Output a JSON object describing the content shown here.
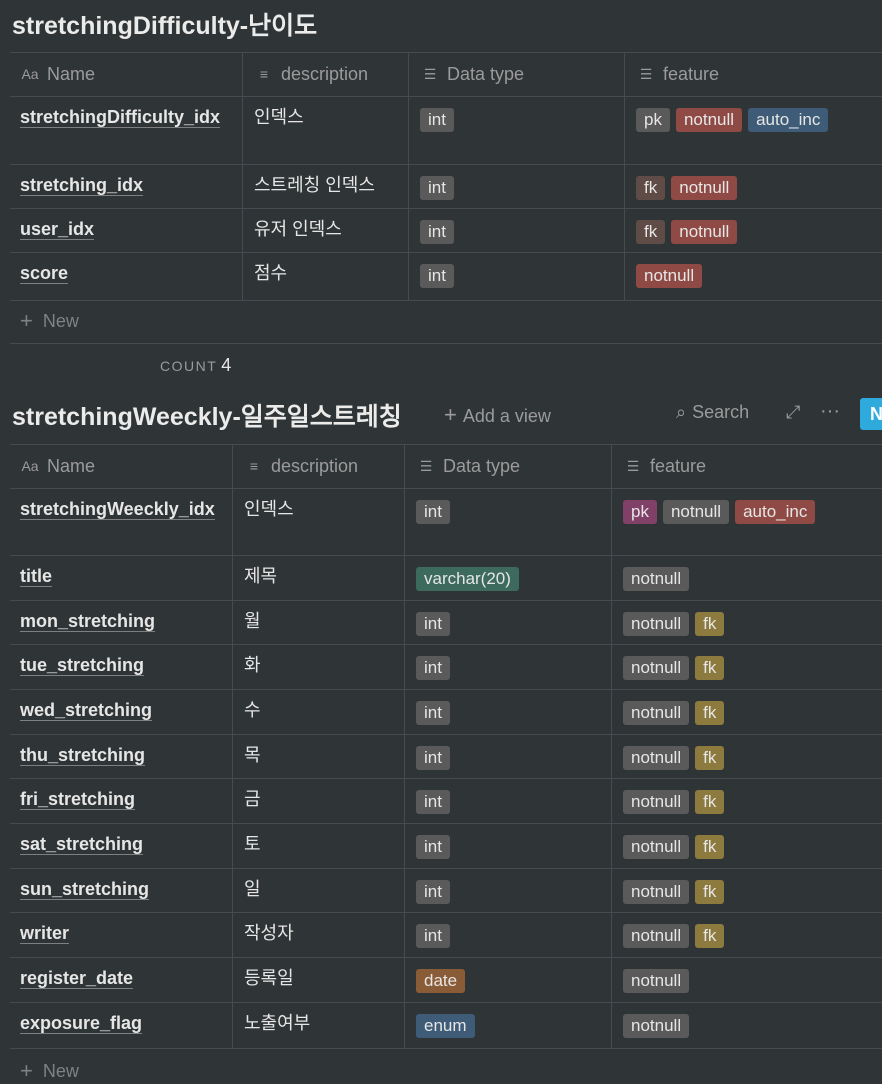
{
  "table1": {
    "title": "stretchingDifficulty-난이도",
    "headers": {
      "name": "Name",
      "description": "description",
      "datatype": "Data type",
      "feature": "feature"
    },
    "rows": [
      {
        "name": "stretchingDifficulty_idx",
        "desc": "인덱스",
        "type": {
          "label": "int",
          "color": "gray"
        },
        "features": [
          {
            "label": "pk",
            "color": "gray"
          },
          {
            "label": "notnull",
            "color": "red"
          },
          {
            "label": "auto_inc",
            "color": "blue"
          }
        ]
      },
      {
        "name": "stretching_idx",
        "desc": "스트레칭 인덱스",
        "type": {
          "label": "int",
          "color": "gray"
        },
        "features": [
          {
            "label": "fk",
            "color": "brown"
          },
          {
            "label": "notnull",
            "color": "red"
          }
        ]
      },
      {
        "name": "user_idx",
        "desc": "유저 인덱스",
        "type": {
          "label": "int",
          "color": "gray"
        },
        "features": [
          {
            "label": "fk",
            "color": "brown"
          },
          {
            "label": "notnull",
            "color": "red"
          }
        ]
      },
      {
        "name": "score",
        "desc": "점수",
        "type": {
          "label": "int",
          "color": "gray"
        },
        "features": [
          {
            "label": "notnull",
            "color": "red"
          }
        ]
      }
    ],
    "new_label": "New",
    "count_label": "COUNT",
    "count_value": "4"
  },
  "table2": {
    "title": "stretchingWeeckly-일주일스트레칭",
    "add_view_label": "Add a view",
    "search_label": "Search",
    "new_button_label": "N",
    "headers": {
      "name": "Name",
      "description": "description",
      "datatype": "Data type",
      "feature": "feature"
    },
    "rows": [
      {
        "name": "stretchingWeeckly_idx",
        "desc": "인덱스",
        "type": {
          "label": "int",
          "color": "gray"
        },
        "features": [
          {
            "label": "pk",
            "color": "pink"
          },
          {
            "label": "notnull",
            "color": "gray"
          },
          {
            "label": "auto_inc",
            "color": "red"
          }
        ]
      },
      {
        "name": "title",
        "desc": "제목",
        "type": {
          "label": "varchar(20)",
          "color": "green"
        },
        "features": [
          {
            "label": "notnull",
            "color": "gray"
          }
        ]
      },
      {
        "name": "mon_stretching",
        "desc": "월",
        "type": {
          "label": "int",
          "color": "gray"
        },
        "features": [
          {
            "label": "notnull",
            "color": "gray"
          },
          {
            "label": "fk",
            "color": "yellow"
          }
        ]
      },
      {
        "name": "tue_stretching",
        "desc": "화",
        "type": {
          "label": "int",
          "color": "gray"
        },
        "features": [
          {
            "label": "notnull",
            "color": "gray"
          },
          {
            "label": "fk",
            "color": "yellow"
          }
        ]
      },
      {
        "name": "wed_stretching",
        "desc": "수",
        "type": {
          "label": "int",
          "color": "gray"
        },
        "features": [
          {
            "label": "notnull",
            "color": "gray"
          },
          {
            "label": "fk",
            "color": "yellow"
          }
        ]
      },
      {
        "name": "thu_stretching",
        "desc": "목",
        "type": {
          "label": "int",
          "color": "gray"
        },
        "features": [
          {
            "label": "notnull",
            "color": "gray"
          },
          {
            "label": "fk",
            "color": "yellow"
          }
        ]
      },
      {
        "name": "fri_stretching",
        "desc": "금",
        "type": {
          "label": "int",
          "color": "gray"
        },
        "features": [
          {
            "label": "notnull",
            "color": "gray"
          },
          {
            "label": "fk",
            "color": "yellow"
          }
        ]
      },
      {
        "name": "sat_stretching",
        "desc": "토",
        "type": {
          "label": "int",
          "color": "gray"
        },
        "features": [
          {
            "label": "notnull",
            "color": "gray"
          },
          {
            "label": "fk",
            "color": "yellow"
          }
        ]
      },
      {
        "name": "sun_stretching",
        "desc": "일",
        "type": {
          "label": "int",
          "color": "gray"
        },
        "features": [
          {
            "label": "notnull",
            "color": "gray"
          },
          {
            "label": "fk",
            "color": "yellow"
          }
        ]
      },
      {
        "name": "writer",
        "desc": "작성자",
        "type": {
          "label": "int",
          "color": "gray"
        },
        "features": [
          {
            "label": "notnull",
            "color": "gray"
          },
          {
            "label": "fk",
            "color": "yellow"
          }
        ]
      },
      {
        "name": "register_date",
        "desc": "등록일",
        "type": {
          "label": "date",
          "color": "orange"
        },
        "features": [
          {
            "label": "notnull",
            "color": "gray"
          }
        ]
      },
      {
        "name": "exposure_flag",
        "desc": "노출여부",
        "type": {
          "label": "enum",
          "color": "blue"
        },
        "features": [
          {
            "label": "notnull",
            "color": "gray"
          }
        ]
      }
    ],
    "new_label": "New"
  }
}
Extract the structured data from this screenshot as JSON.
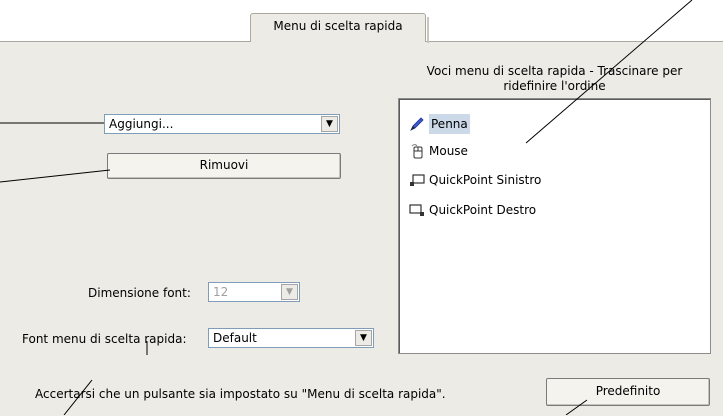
{
  "tab": {
    "label": "Menu di scelta rapida"
  },
  "list_header": {
    "line1": "Voci menu di scelta rapida - Trascinare per",
    "line2": "ridefinire l'ordine"
  },
  "add_combo": {
    "value": "Aggiungi..."
  },
  "remove_button": {
    "label": "Rimuovi"
  },
  "font_size": {
    "label": "Dimensione font:",
    "value": "12"
  },
  "font_menu": {
    "label": "Font menu di scelta rapida:",
    "value": "Default"
  },
  "menu_items": [
    {
      "label": "Penna",
      "icon": "pen-icon",
      "selected": true
    },
    {
      "label": "Mouse",
      "icon": "mouse-icon",
      "selected": false
    },
    {
      "label": "QuickPoint Sinistro",
      "icon": "quickpoint-left-icon",
      "selected": false
    },
    {
      "label": "QuickPoint Destro",
      "icon": "quickpoint-right-icon",
      "selected": false
    }
  ],
  "footer": {
    "note": "Accertarsi che un pulsante sia impostato su \"Menu di scelta rapida\".",
    "default_button": "Predefinito"
  },
  "colors": {
    "panel": "#ecebe5",
    "selection": "#ccd9e8",
    "field_border": "#7f9db9"
  }
}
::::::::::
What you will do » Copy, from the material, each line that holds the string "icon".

Result »
      "icon": "pen-icon",
      "icon": "mouse-icon",
      "icon": "quickpoint-left-icon",
      "icon": "quickpoint-right-icon",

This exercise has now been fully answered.